Add roses to your garden this year
Ask someone to name a garden plant, and roses will probably spring to mind.
Roses are the epitome of a well-kept and well-adorned garden and with so many types, there’s one to suit a range of situations. With so many roses on the market though, it can be bamboozling what to go for. Rest assured - here’s a helpful summary so you can make the best decision for the type you want.
What type of rose for me?
These roses have been bred to produce rich, bold individual blooms that unfurl throughout the summer, often giving off intoxicating fragrance and acting as a magnet to insects on the wing.
The charm of this category of rose comes from the clusters of many blooms borne from one flowerstem. They are repeat-flowering so you’ll enjoy the floral display all summer long. Fragrant floribundas are a delight to the nose as well as the eyes.
Want to add vertical impact to your garden? Decorate walls, fences or structures with climbing roses. They can soften stark walls or divert attention away from nearby eyesores. They’ll also bring fragrance to head-height - which is an added bonus to you.
Now I have my rose, how and where should I plant it?
- Get your rose off to the best start by planting it in optimum conditions. Here’s a rundown for good planting.
- Before you plant your rose, soak the roots in a bucket of cold water for a couple of hours.
- Dig a hole large enough to accommodate the roots without cramping them.
- Loosen the soil at the bottom of the hole and add soil improver for a good head start.
- Position the rose centrally in the planting hole with the graft union level with the soil surface.
- The graft union is the point where a grafted stem is joined to a rootstock; you can recognise this as the bulge towards the bottom of the main stem.
- Position the rose at the same depth as it was at the nursery; this is usually easy to spot because of the dark soil mark on the stem.
- Fill the planting hole with soil to cover the rose’s roots and firm in gently.
- Water well to settle soil around the roots.
- Water all newly planted roses regularly, at least weekly, until well established, and keep the area around your new roses free of weeds which will rob the rose of nutrients in the soil.
How can I keep my rose flowering?
You can enjoy a long-season of roses in summer by dead-heading individual flowers that have started to wither.
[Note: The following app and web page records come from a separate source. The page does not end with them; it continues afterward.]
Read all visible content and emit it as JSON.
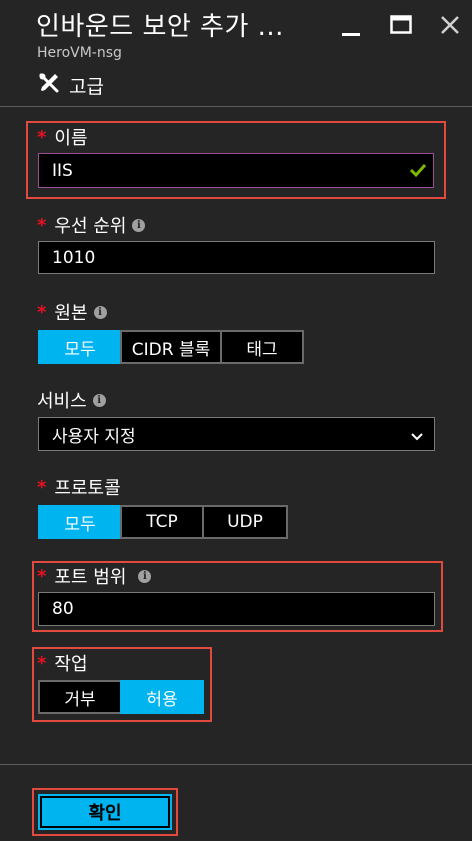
{
  "header": {
    "title": "인바운드 보안 추가 ...",
    "subtitle": "HeroVM-nsg",
    "advanced_label": "고급"
  },
  "name_field": {
    "label": "이름",
    "value": "IIS",
    "required": true,
    "valid": true
  },
  "priority_field": {
    "label": "우선 순위",
    "value": "1010",
    "required": true
  },
  "source_field": {
    "label": "원본",
    "required": true,
    "options": [
      "모두",
      "CIDR 블록",
      "태그"
    ],
    "selected": "모두"
  },
  "service_field": {
    "label": "서비스",
    "value": "사용자 지정"
  },
  "protocol_field": {
    "label": "프로토콜",
    "required": true,
    "options": [
      "모두",
      "TCP",
      "UDP"
    ],
    "selected": "모두"
  },
  "port_range_field": {
    "label": "포트 범위",
    "value": "80",
    "required": true
  },
  "action_field": {
    "label": "작업",
    "required": true,
    "options": [
      "거부",
      "허용"
    ],
    "selected": "허용"
  },
  "footer": {
    "ok_label": "확인"
  },
  "colors": {
    "accent": "#00b4f0",
    "highlight_box": "#e24a3f",
    "required_star": "#e81123",
    "valid_check": "#7fba00",
    "background": "#252526"
  }
}
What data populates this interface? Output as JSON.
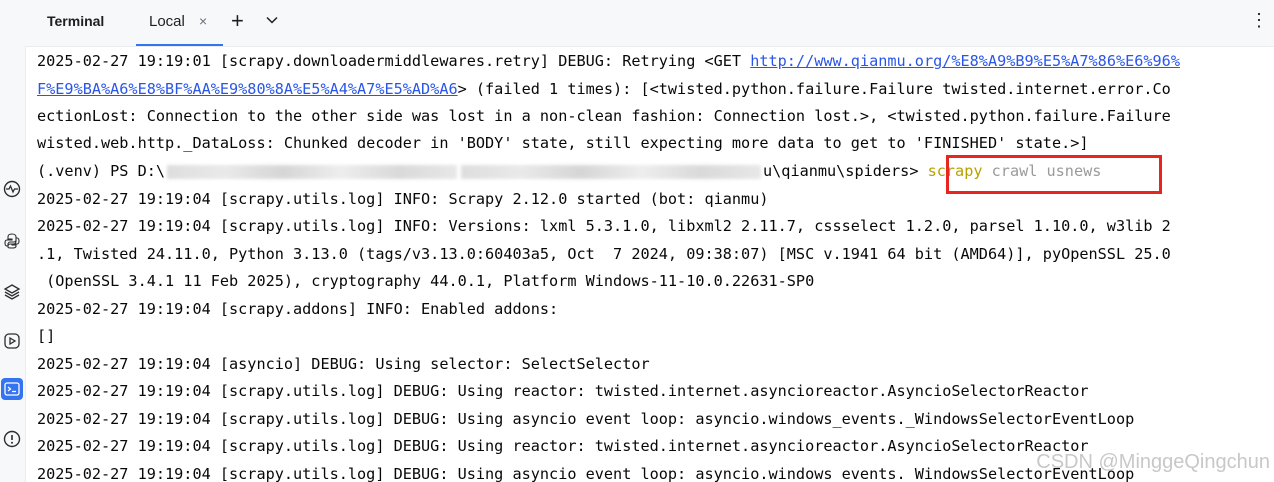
{
  "header": {
    "title": "Terminal",
    "tab_label": "Local",
    "close_glyph": "×",
    "plus_glyph": "+",
    "menu_glyph": "⋮"
  },
  "sidebar": {
    "icons": [
      "diagnostics-icon",
      "python-console-icon",
      "layers-icon",
      "run-icon",
      "terminal-icon",
      "problems-icon"
    ],
    "active": "terminal-icon",
    "accent": "#3574f0"
  },
  "terminal": {
    "line1_prefix": "2025-02-27 19:19:01 [scrapy.downloadermiddlewares.retry] DEBUG: Retrying <GET ",
    "line1_link": "http://www.qianmu.org/%E8%A9%B9%E5%A7%86%E6%96%",
    "line2_link": "F%E9%BA%A6%E8%BF%AA%E9%80%8A%E5%A4%A7%E5%AD%A6",
    "line2_rest": "> (failed 1 times): [<twisted.python.failure.Failure twisted.internet.error.Co",
    "line3": "ectionLost: Connection to the other side was lost in a non-clean fashion: Connection lost.>, <twisted.python.failure.Failure",
    "line4": "wisted.web.http._DataLoss: Chunked decoder in 'BODY' state, still expecting more data to get to 'FINISHED' state.>]",
    "prompt_start": "(.venv) PS D:\\",
    "prompt_end": "u\\qianmu\\spiders>",
    "cmd_word": "scrapy",
    "cmd_args": "crawl usnews",
    "line6": "2025-02-27 19:19:04 [scrapy.utils.log] INFO: Scrapy 2.12.0 started (bot: qianmu)",
    "line7": "2025-02-27 19:19:04 [scrapy.utils.log] INFO: Versions: lxml 5.3.1.0, libxml2 2.11.7, cssselect 1.2.0, parsel 1.10.0, w3lib 2",
    "line8": ".1, Twisted 24.11.0, Python 3.13.0 (tags/v3.13.0:60403a5, Oct  7 2024, 09:38:07) [MSC v.1941 64 bit (AMD64)], pyOpenSSL 25.0",
    "line9": " (OpenSSL 3.4.1 11 Feb 2025), cryptography 44.0.1, Platform Windows-11-10.0.22631-SP0",
    "line10": "2025-02-27 19:19:04 [scrapy.addons] INFO: Enabled addons:",
    "line11": "[]",
    "line12": "2025-02-27 19:19:04 [asyncio] DEBUG: Using selector: SelectSelector",
    "line13": "2025-02-27 19:19:04 [scrapy.utils.log] DEBUG: Using reactor: twisted.internet.asyncioreactor.AsyncioSelectorReactor",
    "line14": "2025-02-27 19:19:04 [scrapy.utils.log] DEBUG: Using asyncio event loop: asyncio.windows_events._WindowsSelectorEventLoop",
    "line15": "2025-02-27 19:19:04 [scrapy.utils.log] DEBUG: Using reactor: twisted.internet.asyncioreactor.AsyncioSelectorReactor",
    "line16": "2025-02-27 19:19:04 [scrapy.utils.log] DEBUG: Using asyncio event loop: asyncio.windows_events._WindowsSelectorEventLoop"
  },
  "watermark": "CSDN @MinggeQingchun"
}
The rose plant will then put energy into producing more flowers rather than producing seeds in the form of rose-hips.
Roses appreciate a lot of water too, especially during hot spells. Ensure you water each evening or each morning, so not to scorch leaves form the midday sun and lose lots of water through evaporation. Why not kill two birds with one stone and water and feed the rose plant at the same time with a product like sulphate of potash.
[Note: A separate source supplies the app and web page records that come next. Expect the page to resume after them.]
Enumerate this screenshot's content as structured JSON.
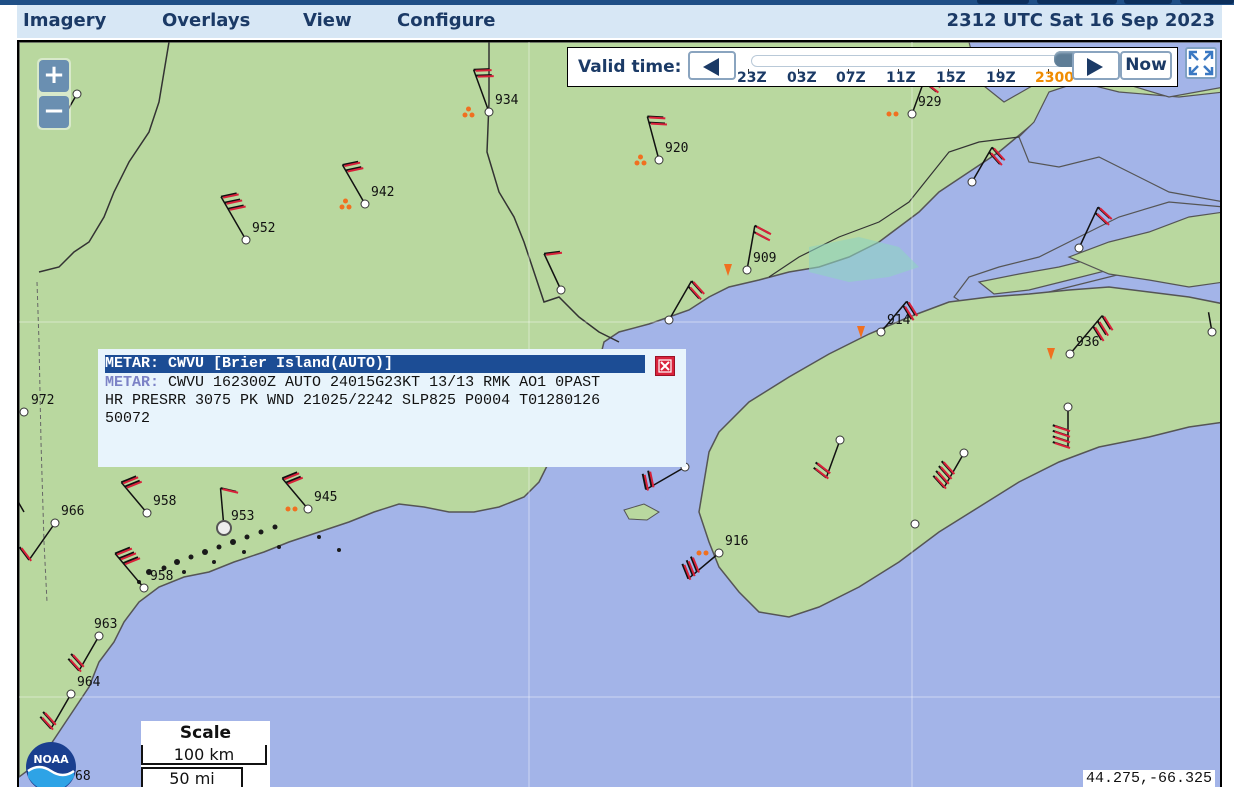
{
  "menu": {
    "items": [
      {
        "label": "Imagery"
      },
      {
        "label": "Overlays"
      },
      {
        "label": "View"
      },
      {
        "label": "Configure"
      }
    ],
    "datetime": "2312 UTC Sat 16 Sep 2023"
  },
  "time_control": {
    "label": "Valid time:",
    "now_label": "Now",
    "ticks": [
      "23Z",
      "03Z",
      "07Z",
      "11Z",
      "15Z",
      "19Z",
      "2300"
    ],
    "current": "2300",
    "highlight_color": "#f08c00"
  },
  "zoom": {
    "in": "+",
    "out": "−"
  },
  "popup": {
    "title": "METAR: CWVU [Brier Island(AUTO)]",
    "body_label": "METAR:",
    "body_line1": "CWVU 162300Z AUTO 24015G23KT 13/13 RMK AO1 0PAST",
    "body_line2": "HR PRESRR 3075 PK WND 21025/2242 SLP825 P0004 T01280126",
    "body_line3": "50072"
  },
  "stations": [
    "934",
    "929",
    "920",
    "942",
    "952",
    "909",
    "914",
    "936",
    "972",
    "966",
    "958",
    "945",
    "953",
    "958",
    "916",
    "963",
    "964",
    "68"
  ],
  "scale": {
    "title": "Scale",
    "km": "100 km",
    "mi": "50 mi"
  },
  "coordinates": "44.275,-66.325",
  "logo_text": "NOAA",
  "colors": {
    "land": "#b9d89f",
    "water": "#a3b4e8",
    "menu": "#d7e7f5",
    "accent": "#1c4d95",
    "barb": "#d8213a"
  }
}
Anything else I should know?
If you want your plant to produce lovely flowers year after year, make sure it’s well watered and well fed. Make sure it’s healthy too by pruning out dead, damaged or diseased stems as they arise. A good, robust pair of secateurs will do the job nicely.
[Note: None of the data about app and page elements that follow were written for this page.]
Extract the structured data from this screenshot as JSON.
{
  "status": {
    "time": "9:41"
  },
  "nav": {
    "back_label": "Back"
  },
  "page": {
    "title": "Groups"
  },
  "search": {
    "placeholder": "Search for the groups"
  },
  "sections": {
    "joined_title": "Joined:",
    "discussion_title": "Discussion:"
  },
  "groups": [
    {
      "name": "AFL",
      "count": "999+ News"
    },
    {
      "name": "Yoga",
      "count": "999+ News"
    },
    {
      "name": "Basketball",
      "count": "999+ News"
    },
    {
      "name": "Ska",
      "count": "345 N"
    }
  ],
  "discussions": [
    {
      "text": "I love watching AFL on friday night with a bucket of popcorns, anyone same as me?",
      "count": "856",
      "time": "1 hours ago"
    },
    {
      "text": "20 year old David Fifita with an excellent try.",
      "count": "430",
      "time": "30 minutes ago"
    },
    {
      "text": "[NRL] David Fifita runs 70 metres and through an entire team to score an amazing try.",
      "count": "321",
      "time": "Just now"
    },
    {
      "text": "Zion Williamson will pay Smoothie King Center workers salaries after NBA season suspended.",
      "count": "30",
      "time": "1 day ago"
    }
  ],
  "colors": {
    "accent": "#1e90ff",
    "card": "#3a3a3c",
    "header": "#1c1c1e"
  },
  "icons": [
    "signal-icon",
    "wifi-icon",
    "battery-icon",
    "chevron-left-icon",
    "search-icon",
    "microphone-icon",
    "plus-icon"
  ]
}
At the end of summer it’s wise to prune stems back by about a third. Reducing the length of stems keeps the plant tidy, less congested and less likely to suffer from wind-rock in the winter which loosens the roots and causes the stem to become less stable.
Do this at the end of the season and next year you’ll be rewarded with even more blooms.